PAW has been a useful catalyst to opening up access to spaces that were not previously being used as exhibition or event spaces, making introductions and brokering relationships between venue holders in the city (eg Plymouth Athenaeum which was used as a PAW ‘hub’ this year). This could be extended through support and development activity to help artists skill up in accessing ‘meanwhile spaces’ in the city (pop-ups in unoccupied commercial space, for example). Hannah Jones (The Gallery, Plymouth College of Art) prepared a really useful resource that could be shared more widely with artists in the city as a way to signpost this information – you’ll find a link to it here.
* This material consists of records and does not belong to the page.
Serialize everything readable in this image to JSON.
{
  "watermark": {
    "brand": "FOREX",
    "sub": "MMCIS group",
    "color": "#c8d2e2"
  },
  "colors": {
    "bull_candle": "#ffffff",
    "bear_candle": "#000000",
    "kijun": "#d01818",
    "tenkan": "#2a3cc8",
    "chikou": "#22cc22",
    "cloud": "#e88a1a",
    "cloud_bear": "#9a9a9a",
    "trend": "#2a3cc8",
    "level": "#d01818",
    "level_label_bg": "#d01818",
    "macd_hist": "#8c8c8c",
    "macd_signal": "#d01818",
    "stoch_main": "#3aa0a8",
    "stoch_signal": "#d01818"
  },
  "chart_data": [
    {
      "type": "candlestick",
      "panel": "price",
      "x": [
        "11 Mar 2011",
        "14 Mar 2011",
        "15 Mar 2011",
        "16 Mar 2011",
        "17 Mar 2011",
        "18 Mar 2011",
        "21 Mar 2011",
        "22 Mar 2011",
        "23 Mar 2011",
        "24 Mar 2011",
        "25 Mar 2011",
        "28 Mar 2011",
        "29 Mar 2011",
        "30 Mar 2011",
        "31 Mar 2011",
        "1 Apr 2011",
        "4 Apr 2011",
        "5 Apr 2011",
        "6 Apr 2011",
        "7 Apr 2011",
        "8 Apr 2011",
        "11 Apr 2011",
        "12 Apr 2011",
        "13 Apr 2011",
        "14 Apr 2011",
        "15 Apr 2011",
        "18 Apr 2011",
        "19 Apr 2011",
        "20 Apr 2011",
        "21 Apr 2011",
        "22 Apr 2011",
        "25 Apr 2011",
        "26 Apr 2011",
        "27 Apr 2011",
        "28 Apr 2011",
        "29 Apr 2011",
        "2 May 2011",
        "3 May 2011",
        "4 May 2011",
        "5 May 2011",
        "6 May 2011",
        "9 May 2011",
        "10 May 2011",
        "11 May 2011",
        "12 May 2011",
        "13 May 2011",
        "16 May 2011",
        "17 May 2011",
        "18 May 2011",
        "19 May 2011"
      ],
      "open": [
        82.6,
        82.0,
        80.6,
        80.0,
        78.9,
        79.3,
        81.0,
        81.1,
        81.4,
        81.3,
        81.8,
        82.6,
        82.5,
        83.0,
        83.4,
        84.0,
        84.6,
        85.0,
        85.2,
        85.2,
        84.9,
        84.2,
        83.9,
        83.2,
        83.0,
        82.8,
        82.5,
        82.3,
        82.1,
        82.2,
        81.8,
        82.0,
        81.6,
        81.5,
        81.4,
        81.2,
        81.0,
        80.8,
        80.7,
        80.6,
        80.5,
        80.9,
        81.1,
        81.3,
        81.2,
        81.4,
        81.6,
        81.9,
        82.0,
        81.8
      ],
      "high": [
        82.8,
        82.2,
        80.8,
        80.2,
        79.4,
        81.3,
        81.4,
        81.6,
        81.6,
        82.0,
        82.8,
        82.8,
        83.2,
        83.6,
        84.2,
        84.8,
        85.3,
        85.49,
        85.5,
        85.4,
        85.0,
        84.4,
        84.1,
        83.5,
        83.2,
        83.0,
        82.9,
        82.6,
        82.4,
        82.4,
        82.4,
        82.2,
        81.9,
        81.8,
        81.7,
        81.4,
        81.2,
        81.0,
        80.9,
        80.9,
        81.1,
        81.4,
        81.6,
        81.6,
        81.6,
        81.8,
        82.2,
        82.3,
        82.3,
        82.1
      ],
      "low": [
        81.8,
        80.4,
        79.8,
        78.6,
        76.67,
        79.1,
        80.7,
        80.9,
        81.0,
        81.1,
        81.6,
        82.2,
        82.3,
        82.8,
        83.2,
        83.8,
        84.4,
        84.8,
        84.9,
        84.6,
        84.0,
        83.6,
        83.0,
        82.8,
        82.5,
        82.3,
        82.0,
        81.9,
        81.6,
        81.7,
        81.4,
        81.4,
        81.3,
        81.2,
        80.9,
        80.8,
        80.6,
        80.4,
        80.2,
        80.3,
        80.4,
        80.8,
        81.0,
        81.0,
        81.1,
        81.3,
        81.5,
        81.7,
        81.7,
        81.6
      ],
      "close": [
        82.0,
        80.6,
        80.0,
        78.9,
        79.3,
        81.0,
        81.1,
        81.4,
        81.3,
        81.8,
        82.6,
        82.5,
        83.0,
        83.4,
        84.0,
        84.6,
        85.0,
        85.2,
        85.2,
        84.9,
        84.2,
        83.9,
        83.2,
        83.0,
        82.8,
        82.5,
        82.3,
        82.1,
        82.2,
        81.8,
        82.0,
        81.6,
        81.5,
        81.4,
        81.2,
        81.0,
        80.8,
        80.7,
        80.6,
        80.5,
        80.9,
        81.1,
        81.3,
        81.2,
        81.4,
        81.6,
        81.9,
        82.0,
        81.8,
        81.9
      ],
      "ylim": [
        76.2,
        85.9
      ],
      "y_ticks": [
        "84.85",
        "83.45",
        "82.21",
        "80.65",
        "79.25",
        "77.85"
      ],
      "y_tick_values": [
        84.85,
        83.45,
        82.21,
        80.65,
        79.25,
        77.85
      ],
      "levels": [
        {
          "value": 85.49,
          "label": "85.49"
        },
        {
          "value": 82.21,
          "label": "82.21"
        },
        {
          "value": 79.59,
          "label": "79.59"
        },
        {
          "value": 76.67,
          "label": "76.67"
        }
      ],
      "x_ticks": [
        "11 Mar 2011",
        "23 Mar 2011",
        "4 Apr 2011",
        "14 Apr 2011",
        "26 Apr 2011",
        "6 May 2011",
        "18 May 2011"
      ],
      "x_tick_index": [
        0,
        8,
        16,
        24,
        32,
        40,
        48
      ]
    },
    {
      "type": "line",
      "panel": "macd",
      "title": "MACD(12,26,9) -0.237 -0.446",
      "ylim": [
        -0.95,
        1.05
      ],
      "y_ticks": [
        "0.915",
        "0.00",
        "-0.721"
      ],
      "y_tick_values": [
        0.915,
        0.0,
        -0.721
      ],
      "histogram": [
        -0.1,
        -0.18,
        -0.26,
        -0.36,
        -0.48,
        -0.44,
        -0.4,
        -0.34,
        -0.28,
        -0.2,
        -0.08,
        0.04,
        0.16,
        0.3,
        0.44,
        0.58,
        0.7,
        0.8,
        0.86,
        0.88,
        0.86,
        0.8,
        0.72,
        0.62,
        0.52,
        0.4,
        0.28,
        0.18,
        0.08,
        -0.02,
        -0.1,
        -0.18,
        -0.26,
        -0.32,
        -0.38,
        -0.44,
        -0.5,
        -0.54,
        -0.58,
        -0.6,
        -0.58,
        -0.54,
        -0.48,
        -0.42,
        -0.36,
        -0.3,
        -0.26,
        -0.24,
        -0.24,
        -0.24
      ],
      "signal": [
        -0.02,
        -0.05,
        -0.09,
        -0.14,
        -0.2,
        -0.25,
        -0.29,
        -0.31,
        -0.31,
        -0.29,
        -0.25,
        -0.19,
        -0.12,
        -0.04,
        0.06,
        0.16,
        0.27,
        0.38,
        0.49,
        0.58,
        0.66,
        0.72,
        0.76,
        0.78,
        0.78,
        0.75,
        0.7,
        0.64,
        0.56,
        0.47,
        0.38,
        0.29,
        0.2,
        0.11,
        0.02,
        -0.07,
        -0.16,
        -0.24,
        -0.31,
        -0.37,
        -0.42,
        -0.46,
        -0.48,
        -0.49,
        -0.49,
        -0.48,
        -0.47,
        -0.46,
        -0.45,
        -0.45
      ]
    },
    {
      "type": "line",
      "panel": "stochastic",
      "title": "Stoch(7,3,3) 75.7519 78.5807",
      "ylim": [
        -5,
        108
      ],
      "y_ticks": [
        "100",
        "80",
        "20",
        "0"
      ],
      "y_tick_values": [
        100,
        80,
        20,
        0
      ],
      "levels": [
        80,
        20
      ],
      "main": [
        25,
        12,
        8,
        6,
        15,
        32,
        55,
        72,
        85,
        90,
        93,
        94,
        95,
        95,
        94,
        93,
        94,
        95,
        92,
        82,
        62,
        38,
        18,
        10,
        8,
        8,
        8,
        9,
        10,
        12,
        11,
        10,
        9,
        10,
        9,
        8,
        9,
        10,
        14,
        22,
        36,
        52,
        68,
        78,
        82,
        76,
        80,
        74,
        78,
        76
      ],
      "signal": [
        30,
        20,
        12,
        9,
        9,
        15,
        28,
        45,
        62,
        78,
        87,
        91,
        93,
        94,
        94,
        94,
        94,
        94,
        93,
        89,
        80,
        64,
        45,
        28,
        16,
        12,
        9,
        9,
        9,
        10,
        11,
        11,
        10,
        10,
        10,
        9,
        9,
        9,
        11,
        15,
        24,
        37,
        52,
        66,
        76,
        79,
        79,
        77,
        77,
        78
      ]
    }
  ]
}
This type of development activity helps to skill artists in the city up to achieve more ambitious projects, year-round, which would contribute greatly to the city’s arts and cultural eco system.
Development of knowledge sharing resources
If organised differently, the PAW website / online resource could provide a useful ‘directory’ of cultural producers in the city (including makers, artists, curators, producers), profiling current activity in Plymouth and showcasing this more widely. This would mean expanding the existing provision further than simply a ‘listings’ format, with self-maintained profiles on artists/practitioners and those making the events happen.
Exposing the existing networks of creative activity and those working to make things happen would be beneficial internally (to the people involved) and externally (for curators / programmers etc from outside the city who would like to bring the work of artists based in Plymouth to a wider audience). Focussed and relevant events throughout the year that bring these people together (to mix, get to know eachother’s work and approaches, share knowledge and insights) would be useful to improve visibility of those producing artwork / cultural activity. These events would compliment existing open forums, rather than replace them.
Documentation / Writing / Coverage
PAW could greatly support artists by arranging / providing / paying for professional documentation of all work presented over the Weekender. This work could then be made available on the PAW website (or web resource) for download / sharing etc. after the event, using Creative Commons BY-NC-SA licensing to allow it to be used by the artists, event organisers, those reporting on the event. Visitors and members of the public could also be encouraged to upload hi-res versions of their own photographs & footage, under a similar CC licence, as well as via social media.
In a similar way, PAW could provide valuable support to artists & event producers by securing local, regional and national coverage of the programme in a variety of press outlets. As PAW is an artist-led project, press releases should also represent a variety of voices of those presenting work / projects, with quotes from artists participating alongside those of the co-ordinator. On-going and focussed engagement with local/regional bloggers and writers (and development of this community / encouragement to attend and cover events). Here’s an interesting link to a Plymouth blogger who has started to generate this type of community in the city.
What do you think was great about Plymouth Art Weekender? What still needs improving? What do you agree with in what I have written? What have I got completely wrong? Tell me in the comments… or tweet me to start a conversation about it!!
You can feed back to PAW via their official feedback form – your thoughts and comments will be really valuable to the further development of the project.
Rachel Dobbs is one half of LOW PROFILE, an artist and educator based in Plymouth, UK. Rachel works on community projects, has a long-term interest in creative approaches to community development and runs workshops, teaching & training sessions for a range of formal & informal groups including students, arts practitioners and communities – contact me for more details.